If there’s a lesson here, it’s not to overlook proper website tags which could rank favorably with Bing but may appear less useful to Google. Simply put, ensure you’re leaving no stone unturned in your optimization efforts. How do search engines work? Spend time fully optimizing your content and you’ll soon see the difference.
We already know that Google’s algorithm is regularly updated and therefore changes, but the system is powerful and won’t neglect your freshest content, all based on your website’s general relevancy, domain authority, and so on. So, once you add new pages, services, or content to your website, assuming your website has a good “relationship” going with Google, your search engine ranking should update fairly quickly.
In contrast, Bing reportedly refreshes results every three months and, interestingly, it sees content that has been live for a few months or more as extra authoritative, therefore ranking higher. Importantly, it could take three months or more before a new website emerges on Bing’s first results page. The lesson? Plan ahead when launching new content if you can, even if it means publishing a holding page, or you may need to wait a while before seeing website tracking and traffic through Bing.
Backlinks Improve SEO
Any external links are hugely important to improve SEO. Don’t forget, Google actively evaluates the quality and quantity of your backlinks. The more authoritative the source link is, the better your ranking will be on Google. So, it’s worth investing time in new backlinks to build trust and authority.
With Bing, they focus more on backlink quality (rather than quantity) even rewarding internal backlinks with quality anchor text and social media links. “Quality over quantity” should always be on the cards (though quantity is not a bad thing), just remember that Bing will reward you more for fewer, “better” backlinks.

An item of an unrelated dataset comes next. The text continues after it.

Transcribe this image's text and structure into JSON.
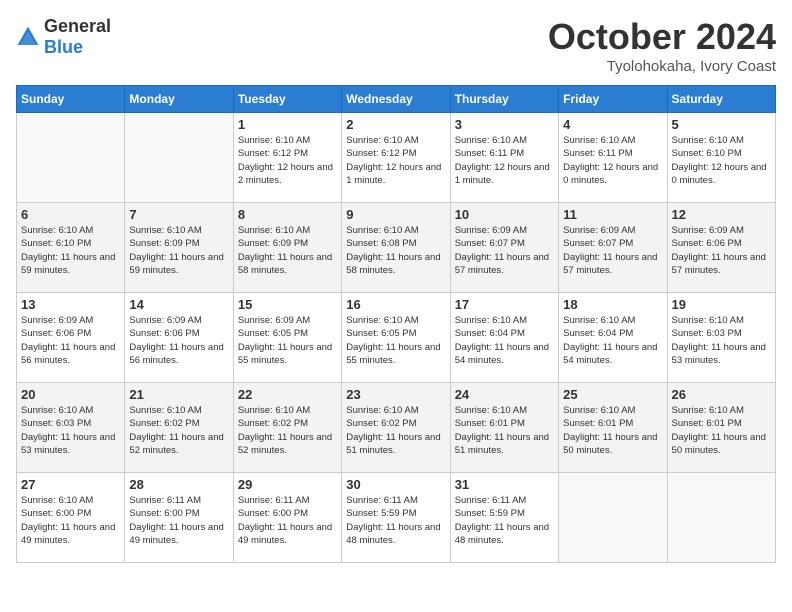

Don’t overlook social media to improve SEO. As well as keeping in contact with your customers, Bing has demonstrated that social media feeds into their backlink algorithm too, showing the value in posting relevant content, especially for highly targeted, keyword-driven social platforms such as Pinterest.
Visuals Boost Website Analytics
Some believe that multimedia is more important in Bing’s search engine ranking than Google’s. This is perhaps because Bing ranks websites and pages that use pictures, video, and audio much higher than websites that don’t.
In comparison, while Google’s bots certainly sweep for content, you may need to be extra diligent in making sure your content is optimized correctly, with relevant alt tags and keywords rather than uploading unnamed videos and images. This should be a no-brainer, but when you go to the effort of sourcing and potentially creating content, make sure it’s customized so that the search engines can find and categorize it correctly.
What’s more, good video and images support SEO for mobile and can form part of your strategy to get better mobile traffic. When you understand how do search engines work, you won’t want to hold back on offering good content ever again.
Google Vs. Bing – Only Website Stats Matter
When it comes down to it, web tracking and proven results are all that really matter. These are just some of the basic ways Google and Bing reward the websites they crawl. If you can become savvy across both, and any search engine for that matter, your traffic will grow and your website analytics will reflect your success. It’s a win-win.
Just remember, every single search engine rewards quality, relevant, and useful content. This is your secret weapon, but how you deploy it is up to you.
If you want to improve general website SEO, an SEO for a mobile plan, or simply believe your website analytics is a concern, there could be many reasons explaining why your website doesn’t generate traffic.
If you’d like to discuss how we at Delante can help you gain even more relevant traffic and reach new customers, please get in touch for a consultation.